Rising Minneapolis-based indie rock band Bad Bad Hats — currently founding members Kery Alexander (vocals, guitar) and Chris Hoge (bass) along with newest member Con Davidson (drums) — can trace its origins back to when Alexander and Hoge met while attending Saint Paul-based Macalester College: the band’s founding duo had admired each other’s music on MySpace and the pair began writing songs together in 2010, eventually recording a collection of demos that would eventually comprise their debut EP.
Alexander and Hoge recruited their friend Noah Boswell (bass) to solidify their initial lineup and flesh out their sound. After playing in and around the Minneapolis area, the trio caught the attention of Afternoon Records, who signed the band and released their debut EP and their Brett Buillion-produced full-length debut, 2015’s Psychic Reader and 2018’s sophomore album Lightning Round.

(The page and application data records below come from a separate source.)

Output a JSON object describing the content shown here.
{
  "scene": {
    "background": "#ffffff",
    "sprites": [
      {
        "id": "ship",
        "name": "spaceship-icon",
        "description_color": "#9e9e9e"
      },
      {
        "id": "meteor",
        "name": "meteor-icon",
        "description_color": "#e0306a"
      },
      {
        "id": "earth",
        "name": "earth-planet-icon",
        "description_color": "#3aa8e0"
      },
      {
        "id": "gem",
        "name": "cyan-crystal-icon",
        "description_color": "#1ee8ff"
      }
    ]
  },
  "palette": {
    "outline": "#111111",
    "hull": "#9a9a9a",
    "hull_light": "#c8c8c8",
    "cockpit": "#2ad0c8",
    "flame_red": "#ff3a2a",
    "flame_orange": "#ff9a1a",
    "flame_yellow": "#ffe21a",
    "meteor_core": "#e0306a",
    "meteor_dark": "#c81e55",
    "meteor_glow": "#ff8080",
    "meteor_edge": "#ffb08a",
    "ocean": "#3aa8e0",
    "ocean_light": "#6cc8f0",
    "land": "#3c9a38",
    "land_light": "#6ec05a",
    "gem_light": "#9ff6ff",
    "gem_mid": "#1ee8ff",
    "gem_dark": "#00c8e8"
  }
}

hanges. Noah Boswell left the band and was replaced by Con Davidson — and as a result, some duties have been reshuffled: Hoge, who initially played drums is now playing bass. The Minneapolis-based trio recently signed to Don Giovanni Records, who will be releasing their highly anticipated third album, Walkman on September 17, 2021.
lkman’s first single “Detroit Basketball” derives its name from the call-and-response chant Pistons fans routinely fill Little Caesar’s Arena with during game night. The phrase stuck in Alexander’s head, and she later drew on it for inspiration. “Detroit Basketball” finds the rising Midwestern trio further refining their sound: sonically, the track is a breezy mix of power pop, 120 Minutes MTV-era alt rock and 00s pop punk centered around Alexander’s deeply personal songwriting, a rousingly anthemic, sing-along worthy chorus and an infectious hook. But underneath the song’s breezy infectiousness, the song balances bittersweet and sour as it’s one- part tell off to a lover that jilted its narrator, one-part feminist anthem in which its narrator boldly tells the world what she deserves and one-part tale of heartbreak by a cold and indifferent former lover — with a sort of winking acknowledgment of the whole ordeal’s shittiness.
The recently released video for “Detroit Basketball” is a playful and absurd romp: The video begins with the band disappearing off the face of the earth, and a devoted fan attempting to find them. We see that each of the members have started new, very weird careers — presumably as a result of the pandemic: Hoge has become devoted to placing miniature chip bags in bottles. Davidson has become a competitive puzzler. Alexander has become a motivational speaker for a rip off TED-like series. They each get summoned to reunite. Of course, there’s a workout montage. (I mean there has to be a workout montage) And then the band’s triumphant return — at a backyard birthday party in front of that devoted fan.